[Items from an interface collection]
*** Block opens ***
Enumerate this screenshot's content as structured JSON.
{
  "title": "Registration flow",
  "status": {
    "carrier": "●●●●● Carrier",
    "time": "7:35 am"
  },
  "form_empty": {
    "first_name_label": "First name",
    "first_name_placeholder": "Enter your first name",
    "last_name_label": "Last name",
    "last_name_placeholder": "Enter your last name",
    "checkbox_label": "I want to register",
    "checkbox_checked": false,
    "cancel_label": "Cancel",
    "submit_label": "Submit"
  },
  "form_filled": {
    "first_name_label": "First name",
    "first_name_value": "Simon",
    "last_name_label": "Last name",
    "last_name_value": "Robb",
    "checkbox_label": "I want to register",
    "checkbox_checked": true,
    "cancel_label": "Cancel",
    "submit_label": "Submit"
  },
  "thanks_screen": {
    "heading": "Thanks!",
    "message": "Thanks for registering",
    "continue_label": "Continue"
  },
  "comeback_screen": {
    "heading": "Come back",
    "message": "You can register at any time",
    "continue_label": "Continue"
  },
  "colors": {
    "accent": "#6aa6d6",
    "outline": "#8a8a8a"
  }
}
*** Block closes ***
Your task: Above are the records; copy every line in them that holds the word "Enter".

Response to the task:
    "first_name_placeholder": "Enter your first name",
    "last_name_placeholder": "Enter your last name",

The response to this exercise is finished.